The senior pastor of our congregation sent out a letter about the 219th GA that convenes this coming Saturday in Minneapolis. He reminded us that like the kings of ancient Israel, the PCUSA go out to do war in the spring of the year (2 Samuel 11:1).

Well, okay, so technically it's summer already, but you see his point. So onward PresbySoldiers, into the fray.

The PCUSA remains deeply divided along the same lines that divide American culture, and this shows no sign of abating. Presbyterians continue to prefer fighting about these types of issues every other year at GA rather than try to address the church's continuing sharp membership decline and resulting irrelevance.

The three "hot button" issues for this year's GA are:
  • The definition of Christian marriage (our presbytery sent an overture to GA advocating retaining the traditional "one man one woman" definition and this was also endorsed by our session). Any change by the GA will have to be concurred in by a majority of presbyteries to become effective.
  • Ordination Standards and the issue of gay/lesbian/transgender eligibility. Any change by GA in the current Book of Order requirements will also require presbyteries to vote to concur.
  • Middle East Issues: a highly controversial report is coming to the GA that will draw much negative publicity and create further division within the church. This won't require presbytery vote and approval .
Why does anyone think that the commissioners to GA have the time and expertise to pronounce on this complex subject, and why do they think that this exercise is good stewardship of the PCUSA's declining resources and influence? Presbyterians for Middle East Peace has a petition on their website asking the report not be adopted and there is still time to sign, which El Jefe and I have done. The website also has good information about the report.
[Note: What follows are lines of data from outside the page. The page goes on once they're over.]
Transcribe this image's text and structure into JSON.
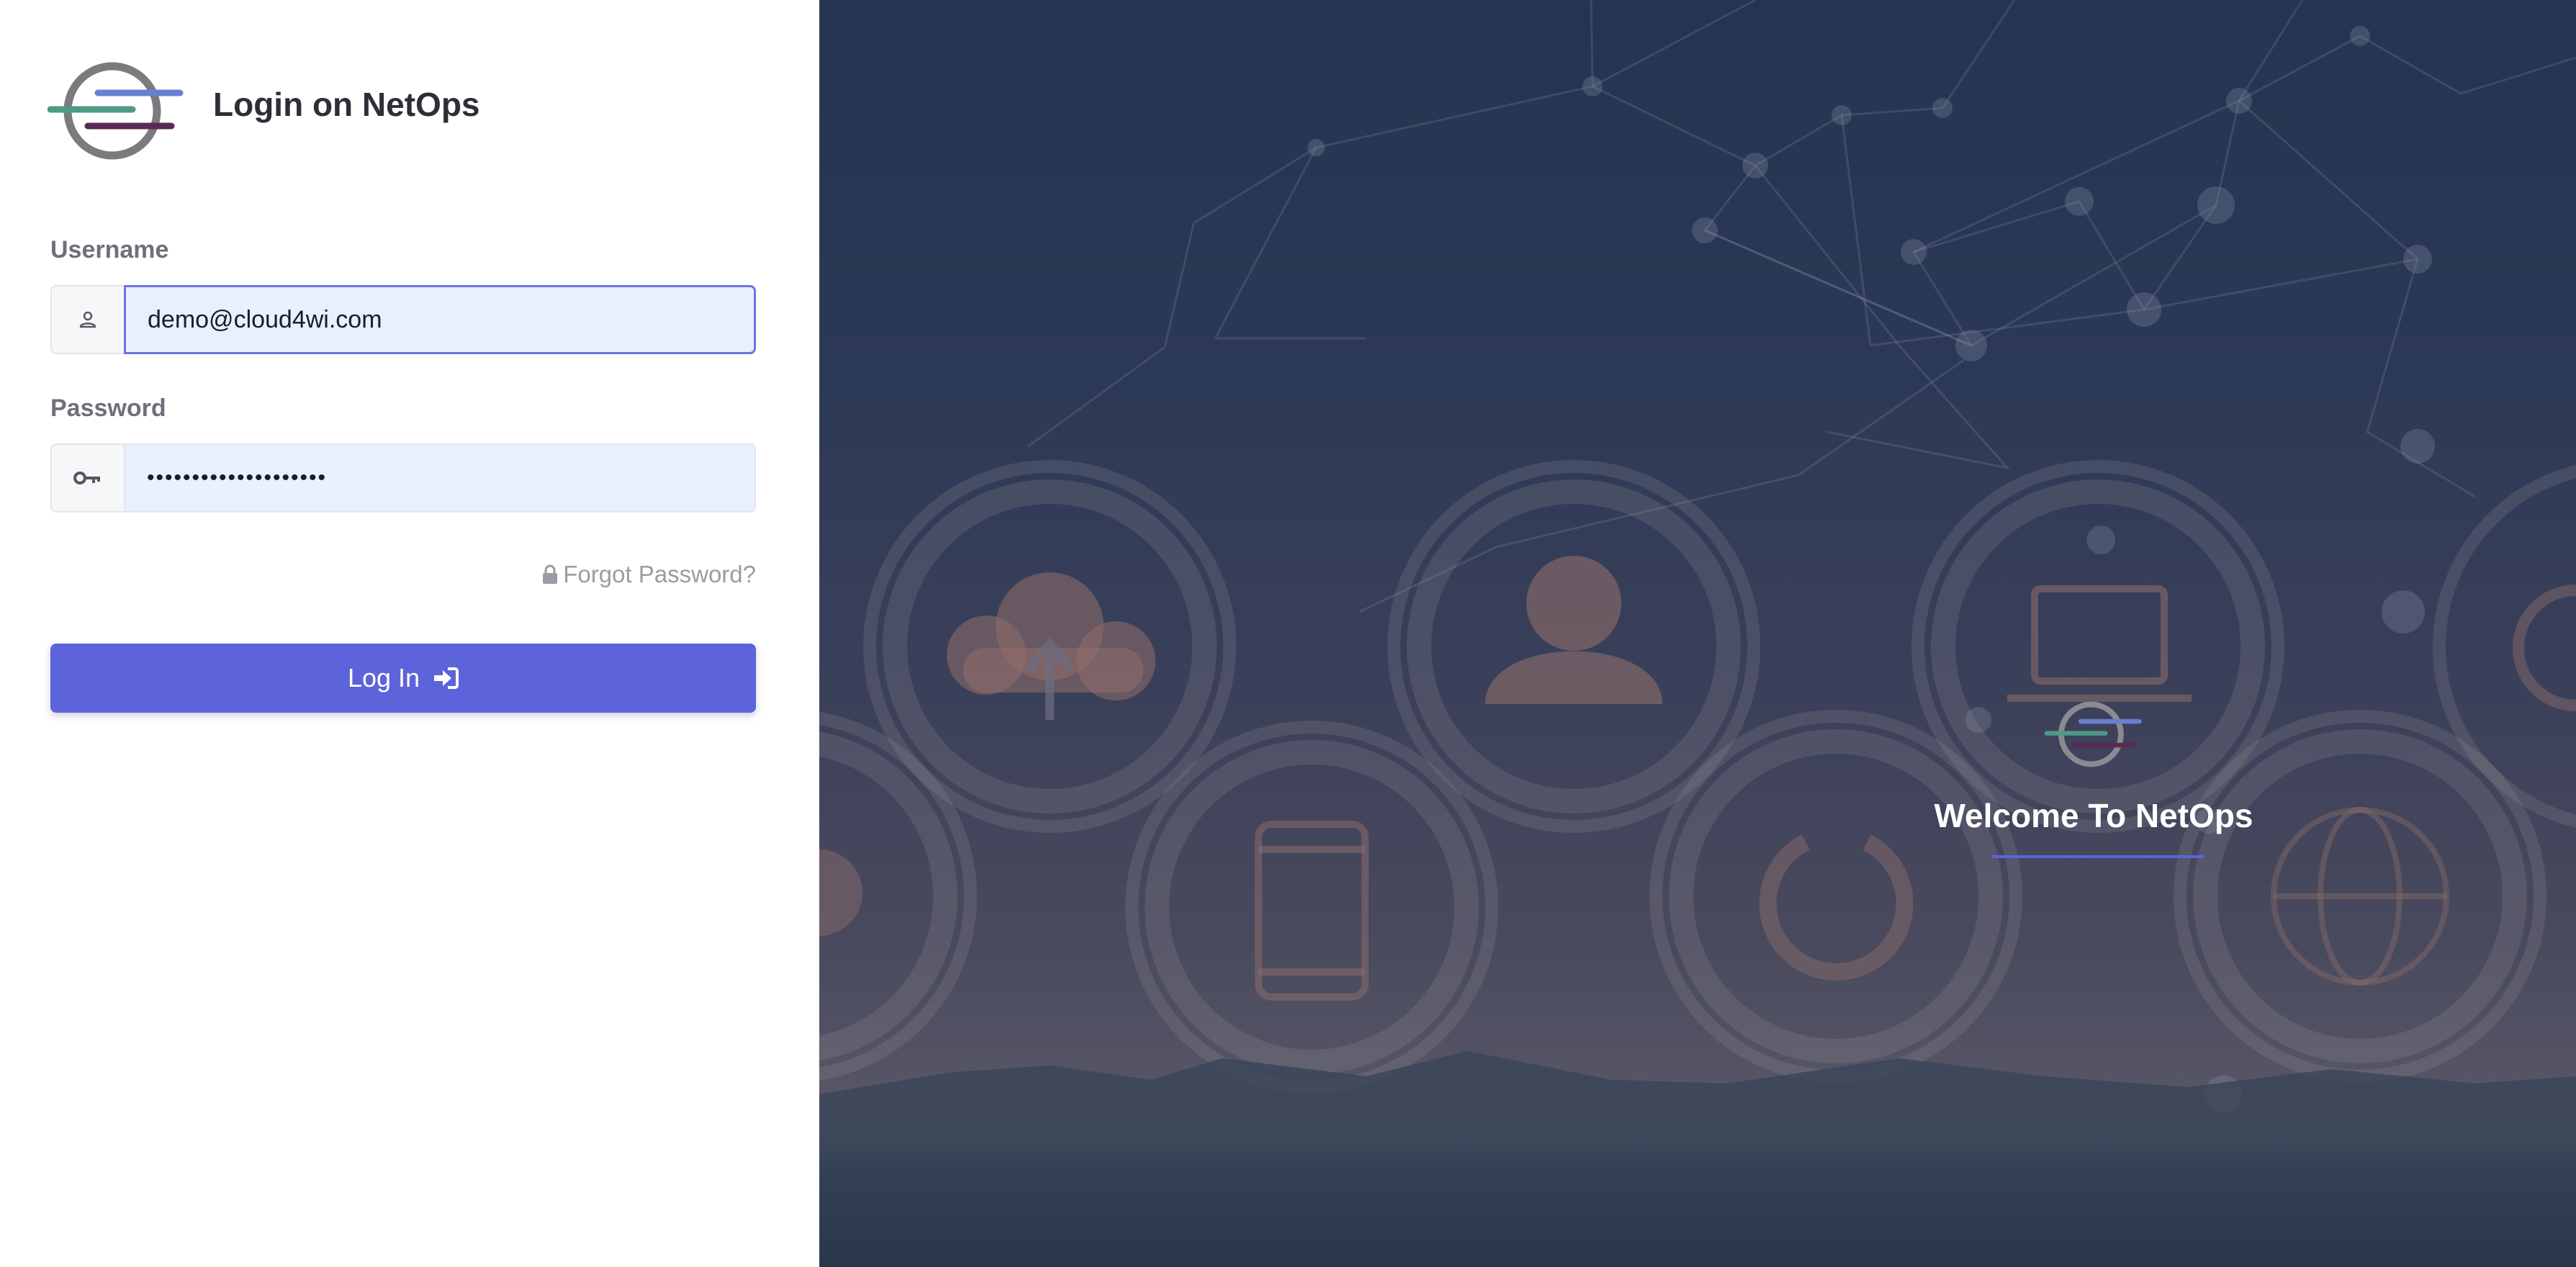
{
  "app": {
    "page_title": "Login on NetOps",
    "welcome_title": "Welcome To NetOps"
  },
  "form": {
    "username": {
      "label": "Username",
      "value": "demo@cloud4wi.com",
      "icon": "user-icon"
    },
    "password": {
      "label": "Password",
      "value": "••••••••••••••••••••",
      "icon": "key-icon"
    },
    "forgot_password": {
      "label": "Forgot Password?",
      "icon": "lock-icon"
    },
    "login_button": {
      "label": "Log In",
      "icon": "sign-in-icon"
    }
  },
  "colors": {
    "accent": "#5d63da",
    "logo_blue": "#6b7fd0",
    "logo_teal": "#4e9a86",
    "logo_purple": "#5a2b52",
    "logo_gray": "#7a7a7f"
  }
}
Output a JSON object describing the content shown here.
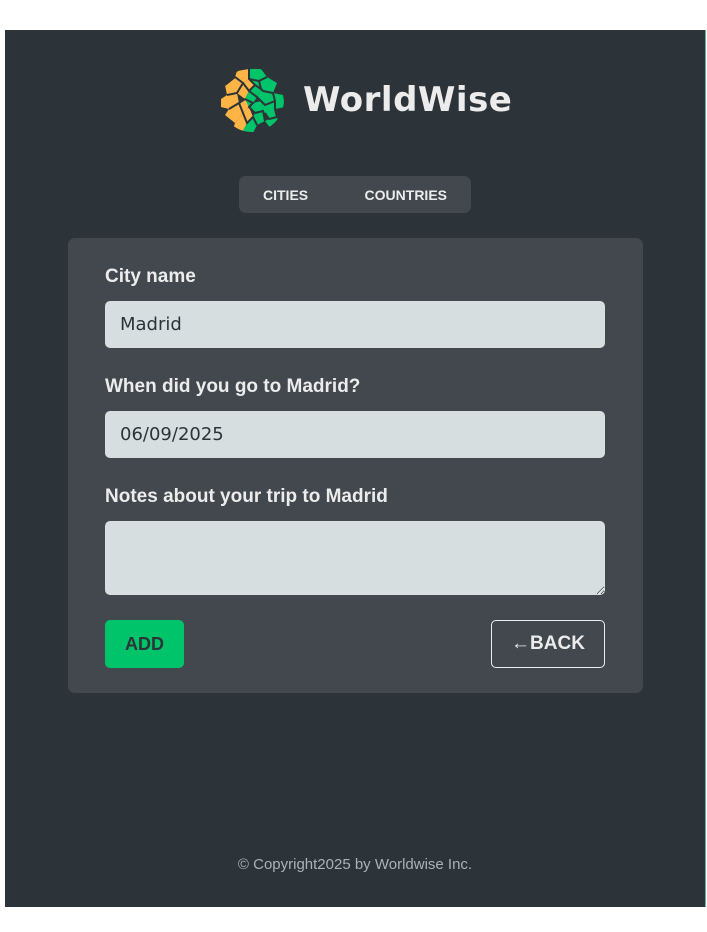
{
  "brand": {
    "name": "WorldWise",
    "logo_icon": "globe-logo-icon",
    "colors": {
      "orange": "#ffb545",
      "green": "#00c46a",
      "background": "#2d3439",
      "panel": "#42484d"
    }
  },
  "nav": {
    "items": [
      {
        "label": "Cities"
      },
      {
        "label": "Countries"
      }
    ]
  },
  "form": {
    "city_name_label": "City name",
    "city_name_value": "Madrid",
    "date_label": "When did you go to Madrid?",
    "date_value": "06/09/2025",
    "notes_label": "Notes about your trip to Madrid",
    "notes_value": "",
    "add_label": "Add",
    "back_label": "←BACK",
    "back_icon": "left-arrow-icon"
  },
  "footer": {
    "text": "© Copyright2025 by Worldwise Inc."
  }
}
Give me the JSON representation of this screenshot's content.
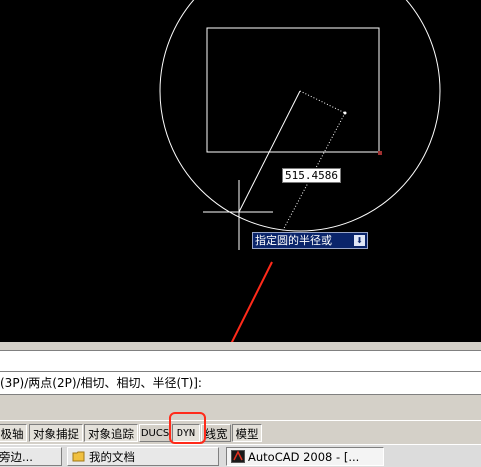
{
  "drawing": {
    "radius_input_value": "515.4586",
    "prompt_tooltip": "指定圆的半径或",
    "dropdown_glyph": "⬇"
  },
  "command_line": {
    "text": "(3P)/两点(2P)/相切、相切、半径(T)]:"
  },
  "status_bar": {
    "buttons": [
      {
        "label": "极轴",
        "state": "on"
      },
      {
        "label": "对象捕捉",
        "state": "on"
      },
      {
        "label": "对象追踪",
        "state": "on"
      },
      {
        "label": "DUCS",
        "state": "off"
      },
      {
        "label": "DYN",
        "state": "on"
      },
      {
        "label": "线宽",
        "state": "off"
      },
      {
        "label": "模型",
        "state": "on"
      }
    ]
  },
  "taskbar": {
    "items": [
      {
        "label": "旁边...",
        "icon": "window-icon"
      },
      {
        "label": "我的文档",
        "icon": "folder-icon"
      },
      {
        "label": "AutoCAD 2008 - [...",
        "icon": "autocad-icon"
      }
    ]
  },
  "colors": {
    "canvas_bg": "#000000",
    "highlight_red": "#ff2a1a",
    "tooltip_bg": "#0a246a"
  }
}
There are 6 candidates standing for the position of Moderator. I just finished reading their responses to questions posed by the Presbyterian Outlook. Interestingly all but one said that the most important issue before the GA was the adoption of the Form of Government report. Really? Revising our Book of Order is the most pressing issue? That will be a hard sell back in the home churches.

By now those of you wanting to follow the doin's know where to go and how to do it online. PresbyBlogger Robert Austell (also a commissioner to GA this year) has developed a great website GA Help for commissioners and those who want to follow the proceedings in the committees and plenary sessions in detail and that is new this year, so you may want to check it out. The plenary sessions will be streamed live so you can watch at home in your pajamas, too.

Sometimes I feel the GA is like the slow motion train wreck that I can't bear to watch but also can't stand to turn away from. So this time I'm not planning to watch every proceeding and blog about it, but will doubtless watch some of it and may blog. Or not.

But I will be praying.